http://halloween-ideas.wonderhowto.com/

 

 

 

 

 

 

 

 

 

 

 

 

 

 

 

 

 

 

 

 

 

 

If you find your self really in a bind check out these Last Minute Costume Ideas!

 

What about all the great food during Purim?

There of course is Hamantaschen, which we all know and love so lets start there:

You could go for savory with a recipe from the Kosherologist.

http://www.thekosherologist.com/recipes/easy-pulled-bbq-brisket-hamentaschen

http://www.thekosherologist.com/recipes/easy-pulled-bbq-brisket-hamentaschen

 

 

Or the Cookie Overload Hamantaschen from With Love and Cupcakes:

http://withloveandcupcakes.com/2014/03/09/chocolate-chip-cookie-stuffed-chocolate-hamantaschen/

http://withloveandcupcakes.com/2014/03/09/chocolate-chip-cookie-stuffed-chocolate-hamantaschen/

 

 

Or spice it up with Mexican Chocolate Hamantaschen from the Jewish Food Experience:

http://jewishfoodexperience.com/spice-purim-mexican-chocolate/

http://jewishfoodexperience.com/spice-purim-mexican-chocolate/

 

But Purim is not just know for Hamentaschen, there are other great recipes you should try out this time of year!

If you are feeling a bit adventurous maybe try the Cooking Channel’s Kreplach recipe!

http://www.cookingchanneltv.com/recipes/kreplach.html

http://www.cookingchanneltv.com/recipes/kreplach.html

 

The Jewish Daily Forward has a alternative recipe for Poppy Seed Rolls:

http://blogs.forward.com/the-jew-and-the-carrot/136073/poppy-seed-rolls-giving-new-life-to-a-purim-trad/

http://blogs.forward.com/the-jew-and-the-carrot/136073/poppy-seed-rolls-giving-new-life-to-a-purim-trad/

 

And just because we have not talked about desert enough, here is a recipe for Haman’s Fingers from the LA Times:

http://www.latimes.com/food/la-fo-purim-rec4-20120301-story.html
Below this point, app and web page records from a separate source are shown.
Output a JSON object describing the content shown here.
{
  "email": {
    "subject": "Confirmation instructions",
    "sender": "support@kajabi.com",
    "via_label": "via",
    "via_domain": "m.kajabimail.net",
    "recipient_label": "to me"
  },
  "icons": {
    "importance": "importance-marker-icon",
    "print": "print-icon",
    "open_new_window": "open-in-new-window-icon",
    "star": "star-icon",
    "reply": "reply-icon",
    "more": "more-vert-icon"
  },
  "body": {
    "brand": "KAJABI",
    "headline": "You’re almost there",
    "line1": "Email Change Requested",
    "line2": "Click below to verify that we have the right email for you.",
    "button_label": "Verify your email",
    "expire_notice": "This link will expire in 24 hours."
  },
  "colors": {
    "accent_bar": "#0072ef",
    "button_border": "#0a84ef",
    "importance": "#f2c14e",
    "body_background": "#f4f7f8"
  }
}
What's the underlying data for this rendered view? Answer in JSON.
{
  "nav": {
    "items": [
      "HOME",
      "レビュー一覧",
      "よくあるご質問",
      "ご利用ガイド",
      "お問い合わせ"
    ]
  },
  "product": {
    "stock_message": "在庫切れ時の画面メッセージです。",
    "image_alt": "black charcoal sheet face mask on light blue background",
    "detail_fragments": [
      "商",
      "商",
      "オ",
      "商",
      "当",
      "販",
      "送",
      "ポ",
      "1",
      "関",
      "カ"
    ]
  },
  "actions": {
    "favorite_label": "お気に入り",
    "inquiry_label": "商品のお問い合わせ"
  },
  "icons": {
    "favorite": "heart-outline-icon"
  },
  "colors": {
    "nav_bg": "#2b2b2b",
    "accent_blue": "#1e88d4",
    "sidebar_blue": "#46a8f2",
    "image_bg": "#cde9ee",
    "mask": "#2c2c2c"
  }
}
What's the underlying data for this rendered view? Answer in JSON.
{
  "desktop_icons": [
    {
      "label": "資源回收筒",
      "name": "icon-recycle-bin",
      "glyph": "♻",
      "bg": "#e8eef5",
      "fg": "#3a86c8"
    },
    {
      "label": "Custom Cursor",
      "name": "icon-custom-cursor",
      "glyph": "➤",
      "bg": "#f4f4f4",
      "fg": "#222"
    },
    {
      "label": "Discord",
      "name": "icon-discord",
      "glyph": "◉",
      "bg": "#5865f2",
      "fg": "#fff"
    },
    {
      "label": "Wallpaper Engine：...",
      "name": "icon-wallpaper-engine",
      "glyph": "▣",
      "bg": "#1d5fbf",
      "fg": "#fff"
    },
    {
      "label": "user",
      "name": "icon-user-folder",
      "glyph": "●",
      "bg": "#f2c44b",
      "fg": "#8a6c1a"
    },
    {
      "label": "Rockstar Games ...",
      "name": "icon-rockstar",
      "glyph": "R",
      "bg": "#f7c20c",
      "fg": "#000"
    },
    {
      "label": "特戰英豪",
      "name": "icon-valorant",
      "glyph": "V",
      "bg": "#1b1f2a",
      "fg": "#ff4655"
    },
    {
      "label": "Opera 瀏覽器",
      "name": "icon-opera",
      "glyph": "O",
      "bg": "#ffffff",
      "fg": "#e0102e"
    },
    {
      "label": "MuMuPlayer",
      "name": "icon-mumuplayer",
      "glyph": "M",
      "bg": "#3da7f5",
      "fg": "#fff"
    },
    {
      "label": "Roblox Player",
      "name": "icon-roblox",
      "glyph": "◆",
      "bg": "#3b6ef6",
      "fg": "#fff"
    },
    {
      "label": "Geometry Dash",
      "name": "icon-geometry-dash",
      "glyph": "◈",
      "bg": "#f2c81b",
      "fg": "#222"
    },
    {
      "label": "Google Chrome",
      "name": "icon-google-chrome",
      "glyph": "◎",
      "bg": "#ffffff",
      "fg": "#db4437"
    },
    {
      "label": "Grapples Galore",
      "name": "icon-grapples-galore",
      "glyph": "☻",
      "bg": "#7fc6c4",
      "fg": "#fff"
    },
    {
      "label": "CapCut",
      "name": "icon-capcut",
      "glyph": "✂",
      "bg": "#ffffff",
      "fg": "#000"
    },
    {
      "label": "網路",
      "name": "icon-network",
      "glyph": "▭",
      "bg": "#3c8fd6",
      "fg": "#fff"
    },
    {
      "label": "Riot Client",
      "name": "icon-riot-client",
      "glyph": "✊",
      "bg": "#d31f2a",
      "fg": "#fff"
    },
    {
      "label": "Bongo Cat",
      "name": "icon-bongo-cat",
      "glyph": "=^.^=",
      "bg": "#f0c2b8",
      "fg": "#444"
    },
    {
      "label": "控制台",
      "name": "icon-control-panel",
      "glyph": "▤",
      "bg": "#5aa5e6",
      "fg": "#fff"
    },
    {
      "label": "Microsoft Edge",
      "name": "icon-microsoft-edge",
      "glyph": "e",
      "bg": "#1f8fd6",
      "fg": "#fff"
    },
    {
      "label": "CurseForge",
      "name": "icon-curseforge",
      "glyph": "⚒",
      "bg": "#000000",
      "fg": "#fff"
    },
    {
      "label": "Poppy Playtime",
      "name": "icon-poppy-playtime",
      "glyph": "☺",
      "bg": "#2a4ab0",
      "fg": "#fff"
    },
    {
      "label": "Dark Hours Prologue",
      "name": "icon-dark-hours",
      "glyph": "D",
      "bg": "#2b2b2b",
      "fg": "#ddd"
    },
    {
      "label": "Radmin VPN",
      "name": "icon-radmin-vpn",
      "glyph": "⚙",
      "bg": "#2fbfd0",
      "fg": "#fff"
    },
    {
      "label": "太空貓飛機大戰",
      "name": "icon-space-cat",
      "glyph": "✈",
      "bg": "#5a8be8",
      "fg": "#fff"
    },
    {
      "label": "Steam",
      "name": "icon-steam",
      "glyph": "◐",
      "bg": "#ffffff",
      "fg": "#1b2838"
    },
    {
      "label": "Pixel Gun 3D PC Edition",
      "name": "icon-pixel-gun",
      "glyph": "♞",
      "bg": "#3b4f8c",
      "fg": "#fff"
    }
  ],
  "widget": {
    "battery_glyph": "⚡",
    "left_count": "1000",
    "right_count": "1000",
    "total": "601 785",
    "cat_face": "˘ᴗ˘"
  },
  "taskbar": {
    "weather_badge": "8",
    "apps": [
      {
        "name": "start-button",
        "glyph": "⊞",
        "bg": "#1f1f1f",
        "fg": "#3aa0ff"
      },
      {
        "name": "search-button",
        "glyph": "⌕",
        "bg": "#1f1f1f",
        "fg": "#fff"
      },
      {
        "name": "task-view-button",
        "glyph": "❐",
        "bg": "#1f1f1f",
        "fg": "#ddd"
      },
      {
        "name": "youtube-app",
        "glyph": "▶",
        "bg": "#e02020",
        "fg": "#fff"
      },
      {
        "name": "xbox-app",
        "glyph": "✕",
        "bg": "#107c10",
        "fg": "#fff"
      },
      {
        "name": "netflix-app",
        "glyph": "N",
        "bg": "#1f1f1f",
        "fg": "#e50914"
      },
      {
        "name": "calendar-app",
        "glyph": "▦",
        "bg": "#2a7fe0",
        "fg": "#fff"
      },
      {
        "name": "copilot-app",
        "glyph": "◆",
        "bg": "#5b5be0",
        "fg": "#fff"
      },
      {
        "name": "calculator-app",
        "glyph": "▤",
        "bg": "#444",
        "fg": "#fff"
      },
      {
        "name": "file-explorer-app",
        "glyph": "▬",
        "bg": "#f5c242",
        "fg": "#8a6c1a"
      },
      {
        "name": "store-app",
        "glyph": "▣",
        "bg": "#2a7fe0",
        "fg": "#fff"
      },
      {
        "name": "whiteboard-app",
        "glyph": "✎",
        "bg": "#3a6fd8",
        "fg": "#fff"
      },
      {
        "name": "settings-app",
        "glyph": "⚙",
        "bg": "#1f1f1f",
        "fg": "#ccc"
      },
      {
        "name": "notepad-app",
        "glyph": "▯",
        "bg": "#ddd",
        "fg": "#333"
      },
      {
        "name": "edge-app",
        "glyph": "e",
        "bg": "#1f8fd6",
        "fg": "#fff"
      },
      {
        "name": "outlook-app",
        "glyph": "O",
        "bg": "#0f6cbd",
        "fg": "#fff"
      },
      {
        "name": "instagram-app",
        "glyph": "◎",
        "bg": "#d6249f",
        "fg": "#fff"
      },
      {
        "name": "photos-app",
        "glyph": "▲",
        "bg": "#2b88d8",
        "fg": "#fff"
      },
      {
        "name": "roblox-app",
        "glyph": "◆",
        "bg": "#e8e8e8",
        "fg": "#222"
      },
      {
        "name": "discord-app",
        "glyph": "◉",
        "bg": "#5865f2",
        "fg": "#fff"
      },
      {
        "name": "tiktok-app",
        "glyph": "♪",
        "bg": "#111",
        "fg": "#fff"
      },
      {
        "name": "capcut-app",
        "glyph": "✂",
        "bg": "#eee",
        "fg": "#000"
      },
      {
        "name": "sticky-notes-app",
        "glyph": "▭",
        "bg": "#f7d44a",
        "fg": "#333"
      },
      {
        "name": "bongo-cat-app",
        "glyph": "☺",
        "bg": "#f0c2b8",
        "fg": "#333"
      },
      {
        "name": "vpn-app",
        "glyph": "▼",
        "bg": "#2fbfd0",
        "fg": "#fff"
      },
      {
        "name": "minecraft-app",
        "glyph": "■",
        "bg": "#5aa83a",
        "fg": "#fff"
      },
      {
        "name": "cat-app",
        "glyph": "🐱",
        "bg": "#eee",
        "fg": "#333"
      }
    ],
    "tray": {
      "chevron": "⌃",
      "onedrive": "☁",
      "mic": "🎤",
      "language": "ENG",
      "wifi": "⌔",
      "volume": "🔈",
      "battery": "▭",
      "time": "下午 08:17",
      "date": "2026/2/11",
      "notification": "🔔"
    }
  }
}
http://www.latimes.com/food/la-fo-purim-rec4-20120301-story.html

 

Did we miss any of your favorite recipes? Let us know in the comments!